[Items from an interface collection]
###

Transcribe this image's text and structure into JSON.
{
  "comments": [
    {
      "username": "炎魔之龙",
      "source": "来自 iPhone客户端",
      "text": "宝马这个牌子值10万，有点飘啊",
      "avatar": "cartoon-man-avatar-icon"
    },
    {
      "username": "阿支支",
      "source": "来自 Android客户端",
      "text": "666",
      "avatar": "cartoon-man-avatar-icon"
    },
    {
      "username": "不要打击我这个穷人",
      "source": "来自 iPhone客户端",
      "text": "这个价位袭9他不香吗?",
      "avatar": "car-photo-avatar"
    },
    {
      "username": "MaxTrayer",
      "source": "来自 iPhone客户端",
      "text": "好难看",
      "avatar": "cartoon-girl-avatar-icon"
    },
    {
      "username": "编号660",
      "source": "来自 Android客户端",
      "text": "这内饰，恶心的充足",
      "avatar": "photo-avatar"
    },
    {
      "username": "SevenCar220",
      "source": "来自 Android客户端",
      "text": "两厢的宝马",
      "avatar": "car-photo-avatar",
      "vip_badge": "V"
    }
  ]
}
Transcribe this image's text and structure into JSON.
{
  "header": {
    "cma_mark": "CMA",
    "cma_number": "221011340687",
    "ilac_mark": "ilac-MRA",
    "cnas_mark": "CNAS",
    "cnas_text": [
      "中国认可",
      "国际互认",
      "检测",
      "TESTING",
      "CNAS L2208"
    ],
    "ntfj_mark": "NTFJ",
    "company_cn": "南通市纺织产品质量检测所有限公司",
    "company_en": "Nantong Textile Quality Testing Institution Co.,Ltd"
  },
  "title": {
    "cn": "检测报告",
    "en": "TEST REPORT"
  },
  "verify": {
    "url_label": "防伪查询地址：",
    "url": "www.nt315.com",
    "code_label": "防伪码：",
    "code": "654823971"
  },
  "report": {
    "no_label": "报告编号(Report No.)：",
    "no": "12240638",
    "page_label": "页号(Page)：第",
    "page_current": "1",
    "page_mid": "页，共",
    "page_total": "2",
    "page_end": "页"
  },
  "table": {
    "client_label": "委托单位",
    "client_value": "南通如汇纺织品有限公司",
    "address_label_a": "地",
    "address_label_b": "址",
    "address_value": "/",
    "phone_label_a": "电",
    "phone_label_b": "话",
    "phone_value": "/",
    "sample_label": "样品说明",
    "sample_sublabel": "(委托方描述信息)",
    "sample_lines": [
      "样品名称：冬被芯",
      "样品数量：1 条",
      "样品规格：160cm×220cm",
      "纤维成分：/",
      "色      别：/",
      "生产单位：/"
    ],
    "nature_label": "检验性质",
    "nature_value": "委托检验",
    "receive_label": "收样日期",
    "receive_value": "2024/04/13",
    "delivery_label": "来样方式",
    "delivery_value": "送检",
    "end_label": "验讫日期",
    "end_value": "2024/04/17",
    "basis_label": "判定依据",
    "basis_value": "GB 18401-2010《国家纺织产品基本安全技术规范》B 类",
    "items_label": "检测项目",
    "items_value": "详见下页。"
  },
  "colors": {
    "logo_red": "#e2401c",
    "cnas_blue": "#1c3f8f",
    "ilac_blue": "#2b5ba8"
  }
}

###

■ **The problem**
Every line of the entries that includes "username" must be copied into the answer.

■ **Result**
      "username": "炎魔之龙",
      "username": "阿支支",
      "username": "不要打击我这个穷人",
      "username": "MaxTrayer",
      "username": "编号660",
      "username": "SevenCar220",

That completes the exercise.